As an iOS application developer, there will be times when you need to try out your apps on one or more test devices before submitting it to Apple for the App Store approval process. In cases where these devices are your own, you can always set up the device for development and use Xcode to debug applications on the device. In many cases, however, these devices may not be physically accessible; for example, if a client asked you to provide a preview of your app for them to try out on their devices. In these cases you will need to prepare your app for Ad Hoc distribution.
Using Ad Hoc distribution, you can distribute your application to a limited number of devices outside the App Store. The standard iOS developer account enables you to specify up to 100 devices each year, which can be used for development or Ad Hoc distribution. It is important to remember that Ad Hoc distribution is not a replacement for App Store distribution. Apps that are distributed in this manner will eventually expire, at which point they can’t be run on the test devices.
Each iOS device has a unique 40-digit identifier, commonly referred to as the device UDID. Before you can use Ad Hoc distribution for your apps, you must obtain and register the UDIDs of each device with the iOS Provisioning Portal.
You can obtain the UDID with Xcode or iTunes.
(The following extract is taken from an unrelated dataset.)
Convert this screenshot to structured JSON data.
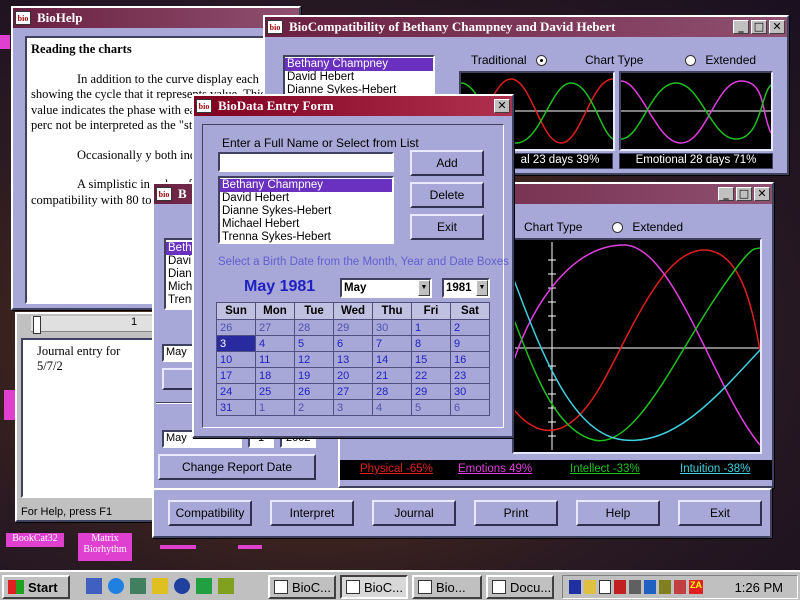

To obtain the UDID for a device with iTunes, simply connect the device to a computer with iTunes installed ...